TASK OBJECTIVE:
Each entry below needs to be retyped exactly as given.

▬▬▬▬▬▬

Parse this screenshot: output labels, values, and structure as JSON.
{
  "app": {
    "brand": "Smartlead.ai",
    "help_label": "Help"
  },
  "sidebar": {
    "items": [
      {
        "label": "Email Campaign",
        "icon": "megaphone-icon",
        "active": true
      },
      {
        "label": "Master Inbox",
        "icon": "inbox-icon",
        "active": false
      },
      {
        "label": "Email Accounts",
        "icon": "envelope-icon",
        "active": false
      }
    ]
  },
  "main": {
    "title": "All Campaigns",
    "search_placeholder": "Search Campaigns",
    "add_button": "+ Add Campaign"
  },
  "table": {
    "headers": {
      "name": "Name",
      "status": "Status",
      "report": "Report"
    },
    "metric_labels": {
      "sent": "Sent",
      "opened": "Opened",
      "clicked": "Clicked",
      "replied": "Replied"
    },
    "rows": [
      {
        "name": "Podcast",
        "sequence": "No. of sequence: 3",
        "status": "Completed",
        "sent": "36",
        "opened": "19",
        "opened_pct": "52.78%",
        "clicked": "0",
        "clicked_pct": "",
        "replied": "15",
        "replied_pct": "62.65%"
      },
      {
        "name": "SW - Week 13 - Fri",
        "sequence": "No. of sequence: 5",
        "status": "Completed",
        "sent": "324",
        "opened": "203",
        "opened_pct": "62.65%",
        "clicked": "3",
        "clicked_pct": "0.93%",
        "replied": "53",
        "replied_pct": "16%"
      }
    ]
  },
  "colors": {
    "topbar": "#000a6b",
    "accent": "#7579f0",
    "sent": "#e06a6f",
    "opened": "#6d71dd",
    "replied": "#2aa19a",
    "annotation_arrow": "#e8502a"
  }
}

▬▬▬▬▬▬

ANSWER TO THIS TASK:
Parse this screenshot: output labels, values, and structure as JSON.
{
  "app": {
    "brand": "Smartlead.ai",
    "help_label": "Help"
  },
  "sidebar": {
    "items": [
      {
        "label": "Email Campaign",
        "icon": "megaphone-icon",
        "active": true
      },
      {
        "label": "Master Inbox",
        "icon": "inbox-icon",
        "active": false
      },
      {
        "label": "Email Accounts",
        "icon": "envelope-icon",
        "active": false
      }
    ]
  },
  "main": {
    "title": "All Campaigns",
    "search_placeholder": "Search Campaigns",
    "add_button": "+ Add Campaign"
  },
  "table": {
    "headers": {
      "name": "Name",
      "status": "Status",
      "report": "Report"
    },
    "metric_labels": {
      "sent": "Sent",
      "opened": "Opened",
      "clicked": "Clicked",
      "replied": "Replied"
    },
    "rows": [
      {
        "name": "Podcast",
        "sequence": "No. of sequence: 3",
        "status": "Completed",
        "sent": "36",
        "opened": "19",
        "opened_pct": "52.78%",
        "clicked": "0",
        "clicked_pct": "",
        "replied": "15",
        "replied_pct": "62.65%"
      },
      {
        "name": "SW - Week 13 - Fri",
        "sequence": "No. of sequence: 5",
        "status": "Completed",
        "sent": "324",
        "opened": "203",
        "opened_pct": "62.65%",
        "clicked": "3",
        "clicked_pct": "0.93%",
        "replied": "53",
        "replied_pct": "16%"
      }
    ]
  },
  "colors": {
    "topbar": "#000a6b",
    "accent": "#7579f0",
    "sent": "#e06a6f",
    "opened": "#6d71dd",
    "replied": "#2aa19a",
    "annotation_arrow": "#e8502a"
  }
}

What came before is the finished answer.